> _ASSIGNMENT_
Copy every line of the data that includes the string "Short".

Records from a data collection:
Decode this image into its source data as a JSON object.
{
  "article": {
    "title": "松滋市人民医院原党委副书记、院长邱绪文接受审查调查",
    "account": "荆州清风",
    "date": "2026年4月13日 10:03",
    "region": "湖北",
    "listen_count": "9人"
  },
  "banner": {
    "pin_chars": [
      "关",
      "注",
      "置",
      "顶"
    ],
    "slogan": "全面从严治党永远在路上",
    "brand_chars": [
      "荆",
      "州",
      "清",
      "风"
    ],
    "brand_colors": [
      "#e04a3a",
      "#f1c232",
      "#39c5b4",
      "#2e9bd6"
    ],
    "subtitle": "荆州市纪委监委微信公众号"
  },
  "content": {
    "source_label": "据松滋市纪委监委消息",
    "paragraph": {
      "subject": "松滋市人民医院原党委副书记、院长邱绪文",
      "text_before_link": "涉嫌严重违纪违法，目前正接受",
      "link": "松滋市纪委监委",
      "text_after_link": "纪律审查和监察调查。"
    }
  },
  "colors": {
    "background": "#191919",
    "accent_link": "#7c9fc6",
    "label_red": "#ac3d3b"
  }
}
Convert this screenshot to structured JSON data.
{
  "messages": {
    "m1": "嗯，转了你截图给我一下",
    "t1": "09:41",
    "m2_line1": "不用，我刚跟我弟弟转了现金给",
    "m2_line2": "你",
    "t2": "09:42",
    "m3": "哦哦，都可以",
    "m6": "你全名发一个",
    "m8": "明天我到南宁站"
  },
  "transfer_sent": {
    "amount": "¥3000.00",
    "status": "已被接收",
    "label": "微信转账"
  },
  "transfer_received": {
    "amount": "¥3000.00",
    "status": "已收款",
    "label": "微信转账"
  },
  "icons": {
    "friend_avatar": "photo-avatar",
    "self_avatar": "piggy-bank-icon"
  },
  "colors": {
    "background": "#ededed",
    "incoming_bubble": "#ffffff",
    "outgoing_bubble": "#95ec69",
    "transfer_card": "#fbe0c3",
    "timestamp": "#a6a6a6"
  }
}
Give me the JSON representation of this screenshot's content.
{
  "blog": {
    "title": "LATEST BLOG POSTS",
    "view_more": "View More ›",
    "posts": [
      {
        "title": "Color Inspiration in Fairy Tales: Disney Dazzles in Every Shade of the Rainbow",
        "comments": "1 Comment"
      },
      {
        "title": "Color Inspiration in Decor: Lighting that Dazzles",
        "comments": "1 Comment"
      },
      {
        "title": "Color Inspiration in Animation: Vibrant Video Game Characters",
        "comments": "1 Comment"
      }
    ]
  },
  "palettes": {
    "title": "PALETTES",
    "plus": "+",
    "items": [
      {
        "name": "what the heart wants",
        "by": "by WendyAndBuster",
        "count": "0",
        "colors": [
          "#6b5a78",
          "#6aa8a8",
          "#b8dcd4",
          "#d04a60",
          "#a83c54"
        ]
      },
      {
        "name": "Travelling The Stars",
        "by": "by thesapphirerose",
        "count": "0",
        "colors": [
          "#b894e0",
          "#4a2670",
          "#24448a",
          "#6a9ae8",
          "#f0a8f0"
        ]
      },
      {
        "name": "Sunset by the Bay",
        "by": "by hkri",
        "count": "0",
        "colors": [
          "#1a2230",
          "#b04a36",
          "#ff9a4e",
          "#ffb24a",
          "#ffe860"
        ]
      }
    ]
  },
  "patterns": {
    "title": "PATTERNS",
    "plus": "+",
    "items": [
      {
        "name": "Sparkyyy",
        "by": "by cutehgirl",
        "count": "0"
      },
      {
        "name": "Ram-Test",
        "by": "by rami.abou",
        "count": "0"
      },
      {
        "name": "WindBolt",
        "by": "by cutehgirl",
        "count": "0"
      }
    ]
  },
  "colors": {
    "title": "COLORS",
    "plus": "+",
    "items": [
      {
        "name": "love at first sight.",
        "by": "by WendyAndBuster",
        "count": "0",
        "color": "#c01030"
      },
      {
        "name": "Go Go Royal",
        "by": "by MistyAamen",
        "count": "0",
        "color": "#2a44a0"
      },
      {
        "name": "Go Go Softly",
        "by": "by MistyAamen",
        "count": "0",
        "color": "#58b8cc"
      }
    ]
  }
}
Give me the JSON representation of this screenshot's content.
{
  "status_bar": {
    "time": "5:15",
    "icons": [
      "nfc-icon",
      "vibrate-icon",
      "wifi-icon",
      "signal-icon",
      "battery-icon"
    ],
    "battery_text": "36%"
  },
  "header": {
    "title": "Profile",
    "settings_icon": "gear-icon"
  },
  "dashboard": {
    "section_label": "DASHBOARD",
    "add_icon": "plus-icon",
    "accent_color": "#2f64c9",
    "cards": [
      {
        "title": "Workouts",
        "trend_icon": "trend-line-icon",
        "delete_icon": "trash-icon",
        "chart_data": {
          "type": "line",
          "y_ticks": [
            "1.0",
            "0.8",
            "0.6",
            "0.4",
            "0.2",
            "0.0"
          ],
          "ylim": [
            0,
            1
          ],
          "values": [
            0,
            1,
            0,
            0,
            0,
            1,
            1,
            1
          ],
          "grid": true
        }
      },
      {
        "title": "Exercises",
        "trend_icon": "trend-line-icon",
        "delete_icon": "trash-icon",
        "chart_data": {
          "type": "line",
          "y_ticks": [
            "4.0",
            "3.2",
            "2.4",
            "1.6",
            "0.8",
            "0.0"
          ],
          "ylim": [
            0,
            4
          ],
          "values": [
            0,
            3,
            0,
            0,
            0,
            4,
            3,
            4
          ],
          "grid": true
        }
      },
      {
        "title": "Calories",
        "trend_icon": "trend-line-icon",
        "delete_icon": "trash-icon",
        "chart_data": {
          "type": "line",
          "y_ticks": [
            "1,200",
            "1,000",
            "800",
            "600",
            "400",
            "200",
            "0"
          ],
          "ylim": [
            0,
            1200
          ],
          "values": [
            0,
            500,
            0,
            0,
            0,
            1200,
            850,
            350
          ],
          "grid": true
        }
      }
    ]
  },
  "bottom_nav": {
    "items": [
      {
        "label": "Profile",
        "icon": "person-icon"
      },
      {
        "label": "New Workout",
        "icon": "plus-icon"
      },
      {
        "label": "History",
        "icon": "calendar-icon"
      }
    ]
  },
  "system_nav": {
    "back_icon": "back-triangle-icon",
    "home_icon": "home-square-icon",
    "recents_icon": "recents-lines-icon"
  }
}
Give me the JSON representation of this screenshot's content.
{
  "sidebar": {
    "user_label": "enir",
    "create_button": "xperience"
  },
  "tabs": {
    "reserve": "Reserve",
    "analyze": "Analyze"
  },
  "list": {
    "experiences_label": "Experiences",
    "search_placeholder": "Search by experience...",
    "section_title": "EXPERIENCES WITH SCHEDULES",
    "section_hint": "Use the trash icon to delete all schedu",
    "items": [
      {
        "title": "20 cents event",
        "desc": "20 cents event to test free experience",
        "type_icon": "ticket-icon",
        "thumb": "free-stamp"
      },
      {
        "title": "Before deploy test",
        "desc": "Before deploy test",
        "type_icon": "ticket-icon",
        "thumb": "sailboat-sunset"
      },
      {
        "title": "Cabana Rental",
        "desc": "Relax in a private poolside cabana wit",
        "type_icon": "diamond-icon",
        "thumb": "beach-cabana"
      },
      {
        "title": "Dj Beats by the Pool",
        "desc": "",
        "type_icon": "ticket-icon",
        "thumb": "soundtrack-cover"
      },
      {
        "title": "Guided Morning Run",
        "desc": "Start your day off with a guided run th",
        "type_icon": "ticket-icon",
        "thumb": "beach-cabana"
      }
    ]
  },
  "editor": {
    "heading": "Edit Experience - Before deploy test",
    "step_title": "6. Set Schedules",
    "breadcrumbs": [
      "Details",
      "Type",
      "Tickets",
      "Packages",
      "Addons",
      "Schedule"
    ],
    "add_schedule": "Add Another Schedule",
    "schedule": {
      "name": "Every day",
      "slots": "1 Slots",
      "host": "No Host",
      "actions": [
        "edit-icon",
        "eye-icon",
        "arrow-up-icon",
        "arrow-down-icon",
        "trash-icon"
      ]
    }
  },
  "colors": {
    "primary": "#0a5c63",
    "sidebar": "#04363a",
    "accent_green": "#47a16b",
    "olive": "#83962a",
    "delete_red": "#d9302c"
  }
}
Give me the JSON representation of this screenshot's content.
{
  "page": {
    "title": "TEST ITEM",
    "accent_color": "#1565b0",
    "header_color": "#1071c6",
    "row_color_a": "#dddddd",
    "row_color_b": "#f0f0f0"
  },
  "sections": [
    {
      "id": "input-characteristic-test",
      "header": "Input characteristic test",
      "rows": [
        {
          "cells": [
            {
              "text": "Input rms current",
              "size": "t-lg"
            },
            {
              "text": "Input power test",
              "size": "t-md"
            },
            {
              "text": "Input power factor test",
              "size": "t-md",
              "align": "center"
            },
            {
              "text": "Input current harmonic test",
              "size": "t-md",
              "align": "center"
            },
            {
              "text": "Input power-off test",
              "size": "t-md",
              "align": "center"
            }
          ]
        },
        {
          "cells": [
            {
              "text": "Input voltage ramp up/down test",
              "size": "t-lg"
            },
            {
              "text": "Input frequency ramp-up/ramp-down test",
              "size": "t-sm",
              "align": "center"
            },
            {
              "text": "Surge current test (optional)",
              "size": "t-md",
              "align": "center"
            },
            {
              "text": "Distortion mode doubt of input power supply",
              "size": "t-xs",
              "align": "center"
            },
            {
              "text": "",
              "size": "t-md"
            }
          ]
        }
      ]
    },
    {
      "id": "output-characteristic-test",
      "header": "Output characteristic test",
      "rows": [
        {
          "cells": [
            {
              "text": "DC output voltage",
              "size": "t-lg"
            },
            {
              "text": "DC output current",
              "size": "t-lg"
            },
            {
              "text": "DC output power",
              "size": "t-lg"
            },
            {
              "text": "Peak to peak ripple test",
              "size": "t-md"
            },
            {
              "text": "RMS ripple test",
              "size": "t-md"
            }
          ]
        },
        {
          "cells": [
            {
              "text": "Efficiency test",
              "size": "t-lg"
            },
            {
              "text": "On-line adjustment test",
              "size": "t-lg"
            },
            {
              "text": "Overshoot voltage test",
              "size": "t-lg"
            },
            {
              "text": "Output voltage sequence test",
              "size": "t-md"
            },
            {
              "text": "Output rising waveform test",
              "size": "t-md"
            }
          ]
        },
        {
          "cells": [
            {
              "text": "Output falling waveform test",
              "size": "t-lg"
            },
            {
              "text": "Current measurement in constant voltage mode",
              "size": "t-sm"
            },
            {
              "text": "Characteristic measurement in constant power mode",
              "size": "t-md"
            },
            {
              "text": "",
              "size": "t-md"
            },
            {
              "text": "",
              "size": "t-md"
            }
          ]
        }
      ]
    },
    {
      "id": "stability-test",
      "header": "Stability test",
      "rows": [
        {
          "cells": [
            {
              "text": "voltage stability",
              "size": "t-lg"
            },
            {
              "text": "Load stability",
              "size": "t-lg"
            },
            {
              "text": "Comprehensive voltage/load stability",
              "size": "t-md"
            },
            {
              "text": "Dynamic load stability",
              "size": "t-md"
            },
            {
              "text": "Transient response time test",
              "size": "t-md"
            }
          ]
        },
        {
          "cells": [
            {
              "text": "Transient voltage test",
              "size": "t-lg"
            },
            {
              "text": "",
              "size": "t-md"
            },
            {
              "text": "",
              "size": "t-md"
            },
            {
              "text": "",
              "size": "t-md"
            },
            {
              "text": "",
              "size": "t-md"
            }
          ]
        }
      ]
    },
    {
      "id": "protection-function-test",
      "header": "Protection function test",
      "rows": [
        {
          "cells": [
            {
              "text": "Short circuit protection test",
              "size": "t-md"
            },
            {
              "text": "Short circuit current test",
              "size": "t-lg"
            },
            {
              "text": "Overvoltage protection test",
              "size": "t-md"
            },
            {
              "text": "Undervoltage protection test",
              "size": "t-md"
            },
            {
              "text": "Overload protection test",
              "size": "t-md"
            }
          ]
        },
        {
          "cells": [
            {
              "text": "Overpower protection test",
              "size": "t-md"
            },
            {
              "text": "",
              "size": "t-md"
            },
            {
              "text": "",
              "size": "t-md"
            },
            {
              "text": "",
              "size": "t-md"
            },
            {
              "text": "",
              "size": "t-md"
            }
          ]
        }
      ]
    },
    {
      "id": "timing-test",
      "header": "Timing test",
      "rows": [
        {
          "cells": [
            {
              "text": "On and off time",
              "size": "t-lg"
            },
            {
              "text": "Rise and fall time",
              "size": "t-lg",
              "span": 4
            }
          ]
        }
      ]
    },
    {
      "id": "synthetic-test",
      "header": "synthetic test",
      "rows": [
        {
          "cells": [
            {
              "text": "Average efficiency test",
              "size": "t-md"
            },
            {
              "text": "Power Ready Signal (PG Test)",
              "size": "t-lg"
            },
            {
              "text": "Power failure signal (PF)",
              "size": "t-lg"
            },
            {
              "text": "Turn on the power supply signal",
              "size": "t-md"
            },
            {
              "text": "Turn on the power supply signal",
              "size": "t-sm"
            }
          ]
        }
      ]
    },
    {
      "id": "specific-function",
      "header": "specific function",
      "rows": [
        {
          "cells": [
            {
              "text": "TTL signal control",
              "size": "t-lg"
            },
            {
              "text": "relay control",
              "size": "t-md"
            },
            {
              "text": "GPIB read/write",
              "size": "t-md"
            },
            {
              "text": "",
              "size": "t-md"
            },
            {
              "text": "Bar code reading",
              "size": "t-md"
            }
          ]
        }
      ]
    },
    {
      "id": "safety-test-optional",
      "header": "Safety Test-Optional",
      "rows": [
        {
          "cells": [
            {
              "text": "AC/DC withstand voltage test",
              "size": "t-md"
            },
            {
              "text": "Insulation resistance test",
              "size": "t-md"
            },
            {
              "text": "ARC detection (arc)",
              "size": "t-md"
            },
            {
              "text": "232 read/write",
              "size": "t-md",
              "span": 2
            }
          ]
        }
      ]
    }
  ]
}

> _REPLY TO THE EXERCISE_
              "text": "Short circuit protection test",
              "text": "Short circuit current test",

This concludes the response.